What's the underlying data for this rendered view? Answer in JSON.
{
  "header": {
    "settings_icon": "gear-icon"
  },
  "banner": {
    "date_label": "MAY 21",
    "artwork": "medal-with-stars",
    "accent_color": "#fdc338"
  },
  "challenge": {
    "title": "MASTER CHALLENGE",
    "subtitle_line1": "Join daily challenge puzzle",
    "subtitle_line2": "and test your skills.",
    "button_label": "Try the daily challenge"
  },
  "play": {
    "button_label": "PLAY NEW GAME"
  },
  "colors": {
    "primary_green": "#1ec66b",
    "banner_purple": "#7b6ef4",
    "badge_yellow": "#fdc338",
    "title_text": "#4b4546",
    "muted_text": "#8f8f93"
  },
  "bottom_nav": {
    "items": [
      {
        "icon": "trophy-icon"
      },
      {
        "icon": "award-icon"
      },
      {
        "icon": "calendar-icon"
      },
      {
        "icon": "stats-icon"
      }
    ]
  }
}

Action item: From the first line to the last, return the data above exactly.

Solved exercise:
What's the underlying data for this rendered view? Answer in JSON.
{
  "header": {
    "settings_icon": "gear-icon"
  },
  "banner": {
    "date_label": "MAY 21",
    "artwork": "medal-with-stars",
    "accent_color": "#fdc338"
  },
  "challenge": {
    "title": "MASTER CHALLENGE",
    "subtitle_line1": "Join daily challenge puzzle",
    "subtitle_line2": "and test your skills.",
    "button_label": "Try the daily challenge"
  },
  "play": {
    "button_label": "PLAY NEW GAME"
  },
  "colors": {
    "primary_green": "#1ec66b",
    "banner_purple": "#7b6ef4",
    "badge_yellow": "#fdc338",
    "title_text": "#4b4546",
    "muted_text": "#8f8f93"
  },
  "bottom_nav": {
    "items": [
      {
        "icon": "trophy-icon"
      },
      {
        "icon": "award-icon"
      },
      {
        "icon": "calendar-icon"
      },
      {
        "icon": "stats-icon"
      }
    ]
  }
}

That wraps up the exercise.